The basic philosophy of the New York State Energy and Research Development Authority (NYSERDA) can be found in the opening words of its vision statement, which reads: “To serve as a catalyst—advancing energy innovation and technology, transforming New York’s economy, empowering people to choose clean and efficient energy as part of their everyday lives.” Advocating for renewable energies and providing an infrastructure in which related companies can thrive has been central to its role since the mid-sixties, according to Francis J. Murray, Jr., president and CEO.
“The authority was formed during the administration of Governor Nelson Rockefeller, and it was originally known as the New York State Atomic and Space Development Authority,” he says. “When the focus shifted to energy efficiency in 1975 the name was changed to the New York State Energy and Research Development Authority, which more accurately describes our mission these days.”

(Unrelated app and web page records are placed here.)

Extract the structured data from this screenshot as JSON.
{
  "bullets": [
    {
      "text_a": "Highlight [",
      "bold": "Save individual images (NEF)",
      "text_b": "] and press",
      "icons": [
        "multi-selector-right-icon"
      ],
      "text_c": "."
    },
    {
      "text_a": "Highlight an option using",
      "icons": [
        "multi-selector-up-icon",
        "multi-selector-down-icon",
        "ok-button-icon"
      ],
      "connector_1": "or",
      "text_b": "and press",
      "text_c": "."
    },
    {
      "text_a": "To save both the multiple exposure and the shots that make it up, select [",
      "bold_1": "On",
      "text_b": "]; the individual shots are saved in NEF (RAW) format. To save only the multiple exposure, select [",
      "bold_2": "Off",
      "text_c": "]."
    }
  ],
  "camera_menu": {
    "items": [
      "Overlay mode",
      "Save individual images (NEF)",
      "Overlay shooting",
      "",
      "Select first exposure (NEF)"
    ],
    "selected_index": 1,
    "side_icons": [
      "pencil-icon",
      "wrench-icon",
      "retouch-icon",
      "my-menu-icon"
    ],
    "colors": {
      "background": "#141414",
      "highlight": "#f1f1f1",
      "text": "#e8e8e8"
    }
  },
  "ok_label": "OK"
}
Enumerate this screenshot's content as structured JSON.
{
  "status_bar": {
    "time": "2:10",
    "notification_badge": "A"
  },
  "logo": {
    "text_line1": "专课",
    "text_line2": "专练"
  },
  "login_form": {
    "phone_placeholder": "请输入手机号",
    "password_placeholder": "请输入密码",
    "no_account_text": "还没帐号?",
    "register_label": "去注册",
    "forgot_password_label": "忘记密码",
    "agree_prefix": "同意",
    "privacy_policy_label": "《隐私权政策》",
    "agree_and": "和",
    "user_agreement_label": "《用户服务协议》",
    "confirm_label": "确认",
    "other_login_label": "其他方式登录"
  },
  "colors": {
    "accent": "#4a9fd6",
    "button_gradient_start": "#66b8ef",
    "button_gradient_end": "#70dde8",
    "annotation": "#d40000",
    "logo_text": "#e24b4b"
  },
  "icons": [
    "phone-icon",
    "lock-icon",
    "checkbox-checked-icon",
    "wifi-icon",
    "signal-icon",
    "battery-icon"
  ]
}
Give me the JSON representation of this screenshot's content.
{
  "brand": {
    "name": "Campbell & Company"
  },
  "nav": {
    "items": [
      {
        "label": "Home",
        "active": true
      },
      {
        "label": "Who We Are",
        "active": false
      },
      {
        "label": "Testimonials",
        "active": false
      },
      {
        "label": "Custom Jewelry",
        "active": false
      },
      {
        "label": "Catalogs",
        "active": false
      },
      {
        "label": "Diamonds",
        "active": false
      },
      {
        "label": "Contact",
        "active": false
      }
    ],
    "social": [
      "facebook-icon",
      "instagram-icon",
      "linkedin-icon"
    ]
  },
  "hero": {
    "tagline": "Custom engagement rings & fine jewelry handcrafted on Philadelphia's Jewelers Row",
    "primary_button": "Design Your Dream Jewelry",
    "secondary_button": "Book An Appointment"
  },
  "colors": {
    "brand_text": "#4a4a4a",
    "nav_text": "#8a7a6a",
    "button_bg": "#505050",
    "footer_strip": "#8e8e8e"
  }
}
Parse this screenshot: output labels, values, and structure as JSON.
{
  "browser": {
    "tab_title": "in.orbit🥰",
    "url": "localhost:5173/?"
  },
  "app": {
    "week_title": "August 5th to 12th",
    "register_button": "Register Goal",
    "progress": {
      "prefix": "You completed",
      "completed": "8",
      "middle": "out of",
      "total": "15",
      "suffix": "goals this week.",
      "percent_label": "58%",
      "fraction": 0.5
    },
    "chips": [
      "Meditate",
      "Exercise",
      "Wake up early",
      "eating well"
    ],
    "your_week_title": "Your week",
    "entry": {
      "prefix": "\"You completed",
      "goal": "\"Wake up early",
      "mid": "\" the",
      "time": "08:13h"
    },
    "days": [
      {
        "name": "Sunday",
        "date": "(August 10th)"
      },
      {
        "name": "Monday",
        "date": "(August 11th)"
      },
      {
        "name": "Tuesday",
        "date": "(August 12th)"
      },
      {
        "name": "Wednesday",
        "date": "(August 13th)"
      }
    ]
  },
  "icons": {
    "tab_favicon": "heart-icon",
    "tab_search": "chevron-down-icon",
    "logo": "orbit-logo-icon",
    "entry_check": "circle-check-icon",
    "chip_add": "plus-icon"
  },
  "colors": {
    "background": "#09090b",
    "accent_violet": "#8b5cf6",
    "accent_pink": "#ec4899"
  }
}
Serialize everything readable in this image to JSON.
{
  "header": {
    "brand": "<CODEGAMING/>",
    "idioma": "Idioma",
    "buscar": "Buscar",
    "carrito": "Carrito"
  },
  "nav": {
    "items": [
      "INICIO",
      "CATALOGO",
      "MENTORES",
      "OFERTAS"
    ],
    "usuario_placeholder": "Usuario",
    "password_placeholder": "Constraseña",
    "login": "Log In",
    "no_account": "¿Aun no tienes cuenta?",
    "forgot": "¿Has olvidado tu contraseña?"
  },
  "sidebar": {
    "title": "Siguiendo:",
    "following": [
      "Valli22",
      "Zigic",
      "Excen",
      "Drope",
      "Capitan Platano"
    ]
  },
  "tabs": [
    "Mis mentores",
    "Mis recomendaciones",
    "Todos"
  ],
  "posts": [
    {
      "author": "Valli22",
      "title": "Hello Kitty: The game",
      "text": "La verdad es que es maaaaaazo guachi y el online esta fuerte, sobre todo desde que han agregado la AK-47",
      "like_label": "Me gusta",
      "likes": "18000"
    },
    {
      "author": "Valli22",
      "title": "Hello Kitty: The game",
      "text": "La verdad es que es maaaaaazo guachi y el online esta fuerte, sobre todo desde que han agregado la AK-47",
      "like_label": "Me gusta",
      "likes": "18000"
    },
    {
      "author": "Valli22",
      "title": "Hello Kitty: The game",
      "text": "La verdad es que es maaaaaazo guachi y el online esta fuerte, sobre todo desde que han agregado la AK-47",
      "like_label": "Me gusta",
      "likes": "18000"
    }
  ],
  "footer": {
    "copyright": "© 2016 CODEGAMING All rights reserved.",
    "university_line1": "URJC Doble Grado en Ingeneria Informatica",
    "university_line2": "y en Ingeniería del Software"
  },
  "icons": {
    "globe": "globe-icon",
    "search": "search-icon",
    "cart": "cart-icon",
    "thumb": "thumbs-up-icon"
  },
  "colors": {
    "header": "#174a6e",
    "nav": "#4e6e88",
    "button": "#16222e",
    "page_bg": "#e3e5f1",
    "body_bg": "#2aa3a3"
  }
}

While its early efforts centered on research and development—applied, as opposed to basic-science research—aimed at reducing the state’s petroleum consumption, it has broadened its influence to promote the use of renewable energy sources such as wind, among many other activities. The real boost came in the mid-nineties, when the state’s Public Service Commission restructured the investor-owned utilities in New York State. The commission recognized that utility programs involving renewable energy and energy efficiency were beneficial, but that a more-centralized approach might be even more effective at reducing energy waste and increasing the use of renewable energy sources. It imposed a small charge on the bills of investor-owned utility ratepayers called the System Benefits Charge, and it directed NYSERDA to administer statewide programs to improve energy efficiency and help the state reach its energy goals. Since then a number of other funding sources have been approved. With a total annual budget of some $650 million, the authority is a major driver of energy efficiency services and incentives for renewable energy projects, among other uses.
Bolstered by the state’s Renewable Portfolio Standard, which requires that 30 percent of New York’s electricity come from renewable sources by 2015, NYSERDA has been proactive in attracting and supporting wind energy companies. In its role as a catalyst, the authority is investing nearly $3 billion in renewable energy through the RPS program and has helped to encourage the development of 1,175 megawatts of wind capacity in New York State. The organization also funds wind prospecting and site evaluation projects throughout the state, providing that information to communities to use in courting prospective wind-farm developers. In addition, NYSERDA funds wind mapping and forecasting activities, teaming with AWS Truepower—a leader and innovator in renewable energy consulting—to amass detailed information about wind conditions throughout the state, which is also used to develop workshops about the planning, development, and implementation of utility scale wind projects.
Companies interested in locating in New York State will be interested in NYSERDA’s flagship Saratoga Technology + Energy Park (STEP), which is located on 280 acres in Malta. Already home to giants such as GLOBALFOUNDRIES and Lockheed Martin, the clean-tech park is part of a region that also includes the University at Albany, with its NanoTech Complex, and GE’s wind and solar energy research center in nearby Schenectady.
Not only does NYSERDA encourage renewable energy projects, it also notifies interested parties through its “program opportunity notices,” which are sent to those who sign up to receive them or are found by visiting the authority’s Web site and clicking on the “funding opportunities” link. Doing so is well worth the time, according to Murray. “Approximately 98 percent of all the funding we provide is awarded competitively,” he says, “and largely through these program opportunity notices.”
A true advocate of renewable energy development—Murray was the state’s energy commissioner when Mario Cuomo was governor—he is proud of New York’s continuing commitment. “From Governor Andrew Cuomo on down, we are committed to bringing new clean-tech jobs to the state,” he says, adding that the Empire State Development Corp. is New York State’s development arm. “I would encourage anyone who’s interested in joining our effort to get in touch. Whether they’re a turbine blade manufacturer, a wind-farm developer, or an O&M service provider, I think they’ll find that we really roll out the welcome wagon!”